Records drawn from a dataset
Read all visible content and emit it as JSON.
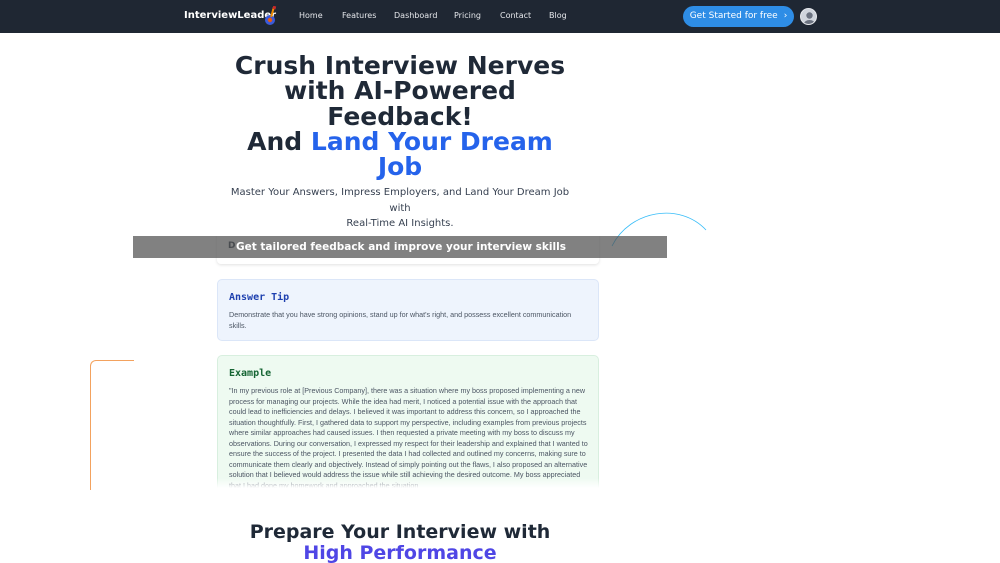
{
  "nav": {
    "brand": "InterviewLeader",
    "links": [
      "Home",
      "Features",
      "Dashboard",
      "Pricing",
      "Contact",
      "Blog"
    ],
    "cta_label": "Get Started for free",
    "cta_icon": "chevron-right-icon",
    "avatar_icon": "user-avatar-icon"
  },
  "hero": {
    "title_line1": "Crush Interview Nerves",
    "title_line2": "with AI-Powered",
    "title_line3": "Feedback!",
    "title_line4_prefix": "And",
    "title_line4_accent": "Land Your Dream",
    "title_line5_accent": "Job",
    "subtitle_line1": "Master Your Answers, Impress Employers, and Land Your Dream Job with",
    "subtitle_line2": "Real-Time AI Insights."
  },
  "demo": {
    "banner": "Get tailored feedback and improve your interview skills",
    "top_card_letter": "D",
    "tip_heading": "Answer Tip",
    "tip_body": "Demonstrate that you have strong opinions, stand up for what's right, and possess excellent communication skills.",
    "example_heading": "Example",
    "example_body": "\"In my previous role at [Previous Company], there was a situation where my boss proposed implementing a new process for managing our projects. While the idea had merit, I noticed a potential issue with the approach that could lead to inefficiencies and delays. I believed it was important to address this concern, so I approached the situation thoughtfully. First, I gathered data to support my perspective, including examples from previous projects where similar approaches had caused issues. I then requested a private meeting with my boss to discuss my observations. During our conversation, I expressed my respect for their leadership and explained that I wanted to ensure the success of the project. I presented the data I had collected and outlined my concerns, making sure to communicate them clearly and objectively. Instead of simply pointing out the flaws, I also proposed an alternative solution that I believed would address the issue while still achieving the desired outcome. My boss appreciated that I had done my homework and approached the situation"
  },
  "section2": {
    "title_line1": "Prepare Your Interview with",
    "title_line2": "High Performance"
  },
  "colors": {
    "nav_bg": "#1f2733",
    "cta_bg": "#2e8de6",
    "accent_blue": "#2563eb",
    "accent_indigo": "#4f46e5",
    "tip_bg": "#eef4fd",
    "example_bg": "#eefaf1"
  }
}
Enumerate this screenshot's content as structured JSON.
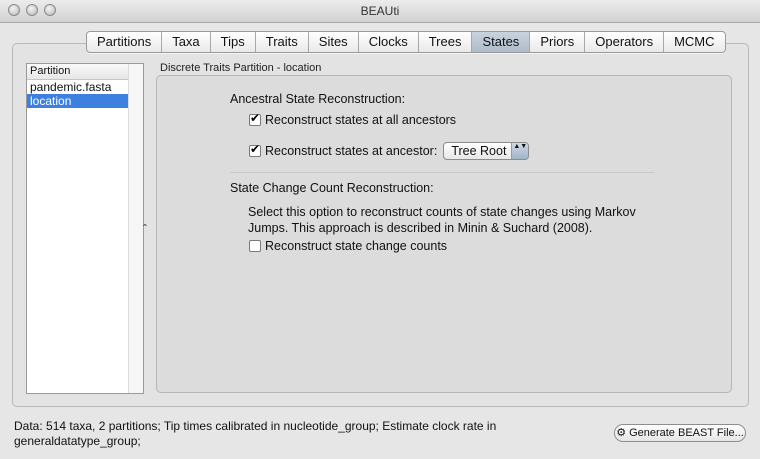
{
  "window": {
    "title": "BEAUti"
  },
  "tabs": [
    {
      "label": "Partitions"
    },
    {
      "label": "Taxa"
    },
    {
      "label": "Tips"
    },
    {
      "label": "Traits"
    },
    {
      "label": "Sites"
    },
    {
      "label": "Clocks"
    },
    {
      "label": "Trees"
    },
    {
      "label": "States",
      "active": true
    },
    {
      "label": "Priors"
    },
    {
      "label": "Operators"
    },
    {
      "label": "MCMC"
    }
  ],
  "partition_list": {
    "header": "Partition",
    "items": [
      {
        "label": "pandemic.fasta",
        "selected": false
      },
      {
        "label": "location",
        "selected": true
      }
    ],
    "split_handle": "ˆ"
  },
  "panel": {
    "title": "Discrete Traits Partition - location",
    "ancestral": {
      "label": "Ancestral State Reconstruction:",
      "all_ancestors": {
        "label": "Reconstruct states at all ancestors",
        "checked": true
      },
      "at_ancestor": {
        "label": "Reconstruct states at ancestor:",
        "checked": true,
        "selected": "Tree Root",
        "arrows": "▲▼"
      }
    },
    "state_change": {
      "label": "State Change Count Reconstruction:",
      "description": "Select this option to reconstruct counts of state changes using Markov Jumps. This approach is described in Minin & Suchard (2008).",
      "reconstruct_counts": {
        "label": "Reconstruct state change counts",
        "checked": false
      }
    }
  },
  "status": {
    "text": "Data: 514 taxa, 2 partitions; Tip times calibrated in nucleotide_group; Estimate clock rate in generaldatatype_group;"
  },
  "generate_button": {
    "label": "Generate BEAST File...",
    "icon": "gear-icon",
    "glyph": "⚙"
  }
}
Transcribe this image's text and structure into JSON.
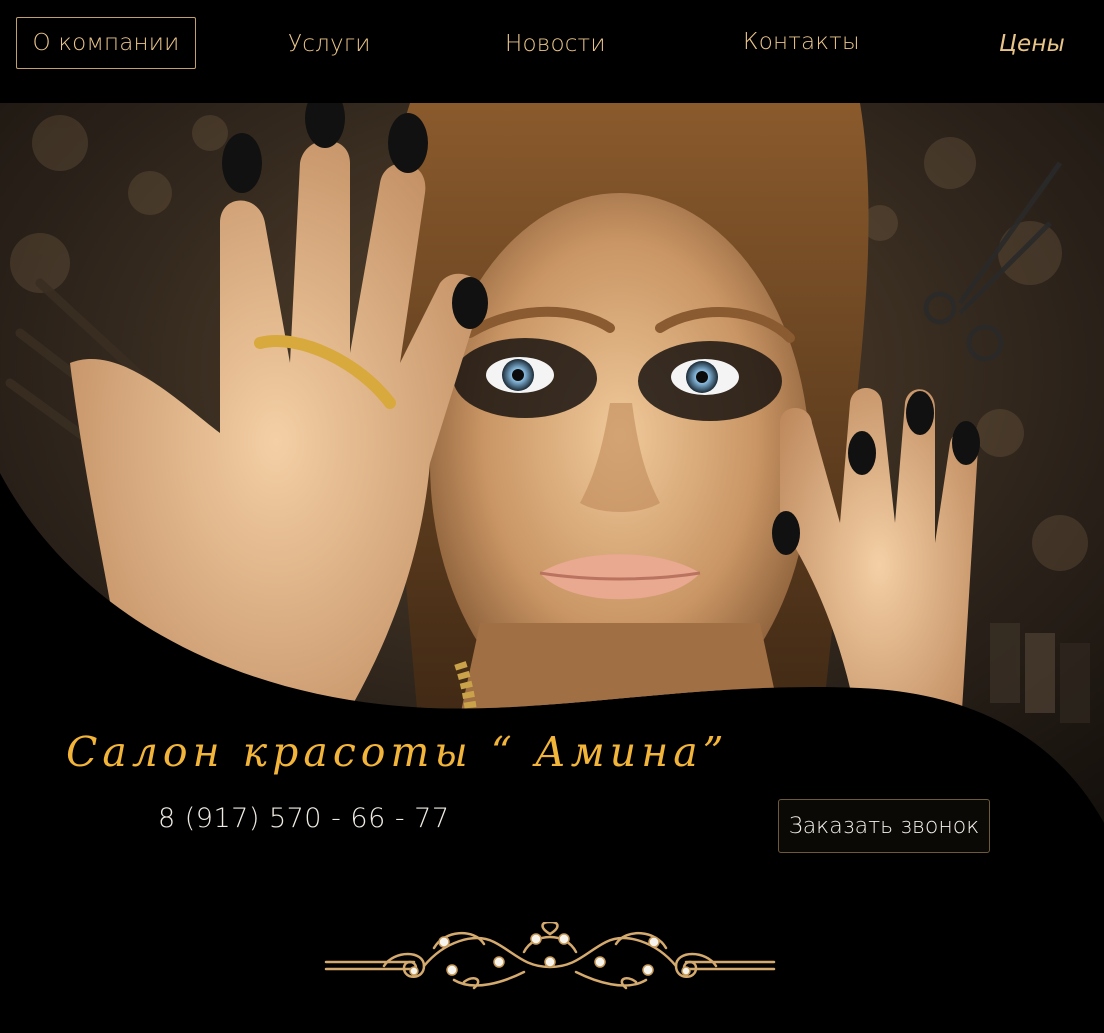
{
  "nav": {
    "items": [
      {
        "label": "О компании",
        "active": true
      },
      {
        "label": "Услуги",
        "active": false
      },
      {
        "label": "Новости",
        "active": false
      },
      {
        "label": "Контакты",
        "active": false
      },
      {
        "label": "Цены",
        "active": false
      }
    ]
  },
  "hero": {
    "image_icon": "woman-portrait-image",
    "title": "Салон красоты “ Амина”",
    "phone": "8 (917) 570 - 66 - 77",
    "call_button": "Заказать звонок"
  },
  "colors": {
    "accent": "#e9c489",
    "title_gold": "#f2b53a",
    "background": "#000000",
    "button_border": "#6d5a3a"
  },
  "decor": {
    "ornament_icon": "gold-ornament-divider"
  }
}
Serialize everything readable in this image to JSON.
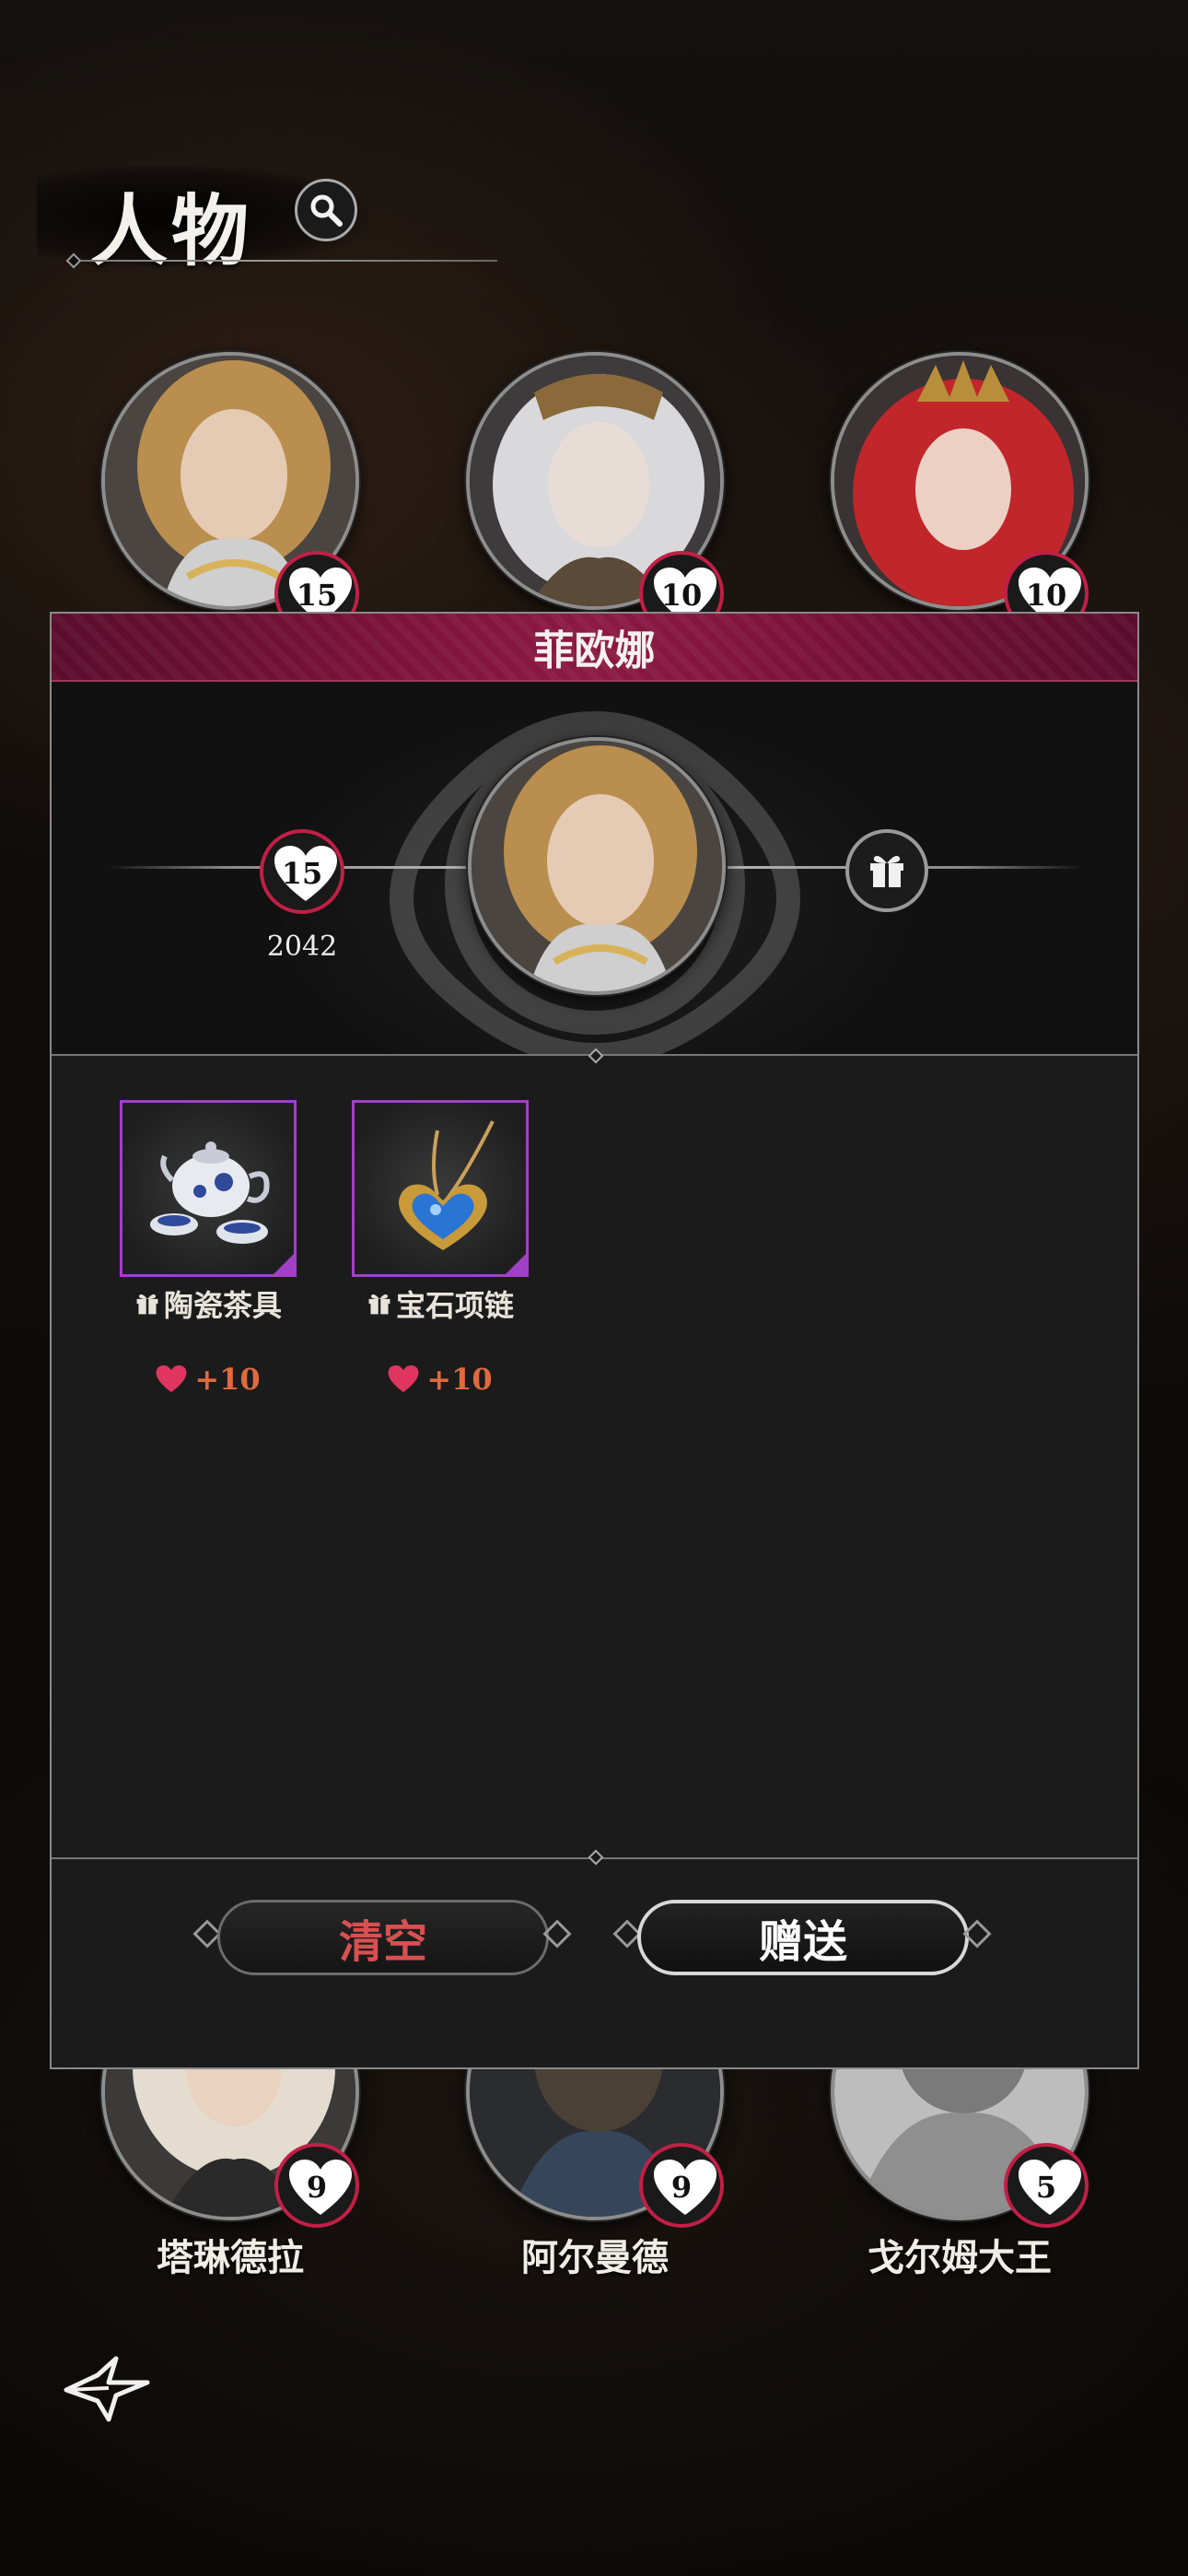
{
  "header": {
    "title": "人物"
  },
  "top_characters": [
    {
      "affinity": "15"
    },
    {
      "affinity": "10"
    },
    {
      "affinity": "10"
    }
  ],
  "bottom_characters": [
    {
      "name": "塔琳德拉",
      "affinity": "9"
    },
    {
      "name": "阿尔曼德",
      "affinity": "9"
    },
    {
      "name": "戈尔姆大王",
      "affinity": "5"
    }
  ],
  "modal": {
    "title": "菲欧娜",
    "affinity_level": "15",
    "affinity_points": "2042",
    "items": [
      {
        "name": "陶瓷茶具",
        "bonus": "+10",
        "icon": "teapot-icon"
      },
      {
        "name": "宝石项链",
        "bonus": "+10",
        "icon": "necklace-icon"
      }
    ],
    "clear_label": "清空",
    "send_label": "赠送"
  },
  "colors": {
    "heart": "#c21f46",
    "title_bar": "#7b1238",
    "item_border": "#a23fc7",
    "bonus_text": "#e06a3d",
    "clear_text": "#d85050"
  }
}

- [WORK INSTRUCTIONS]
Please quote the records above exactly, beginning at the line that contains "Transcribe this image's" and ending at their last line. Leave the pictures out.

- [ANSWER AREA]
Transcribe this image's text and structure into JSON.
{
  "nav": {
    "items": [
      {
        "label": "О компании",
        "active": true
      },
      {
        "label": "Услуги",
        "active": false
      },
      {
        "label": "Новости",
        "active": false
      },
      {
        "label": "Контакты",
        "active": false
      },
      {
        "label": "Цены",
        "active": false
      }
    ]
  },
  "hero": {
    "image_icon": "woman-portrait-image",
    "title": "Салон красоты “ Амина”",
    "phone": "8 (917) 570 - 66 - 77",
    "call_button": "Заказать звонок"
  },
  "colors": {
    "accent": "#e9c489",
    "title_gold": "#f2b53a",
    "background": "#000000",
    "button_border": "#6d5a3a"
  },
  "decor": {
    "ornament_icon": "gold-ornament-divider"
  }
}
Serialize everything readable in this image to JSON.
{
  "header": {
    "title": "人物"
  },
  "top_characters": [
    {
      "affinity": "15"
    },
    {
      "affinity": "10"
    },
    {
      "affinity": "10"
    }
  ],
  "bottom_characters": [
    {
      "name": "塔琳德拉",
      "affinity": "9"
    },
    {
      "name": "阿尔曼德",
      "affinity": "9"
    },
    {
      "name": "戈尔姆大王",
      "affinity": "5"
    }
  ],
  "modal": {
    "title": "菲欧娜",
    "affinity_level": "15",
    "affinity_points": "2042",
    "items": [
      {
        "name": "陶瓷茶具",
        "bonus": "+10",
        "icon": "teapot-icon"
      },
      {
        "name": "宝石项链",
        "bonus": "+10",
        "icon": "necklace-icon"
      }
    ],
    "clear_label": "清空",
    "send_label": "赠送"
  },
  "colors": {
    "heart": "#c21f46",
    "title_bar": "#7b1238",
    "item_border": "#a23fc7",
    "bonus_text": "#e06a3d",
    "clear_text": "#d85050"
  }
}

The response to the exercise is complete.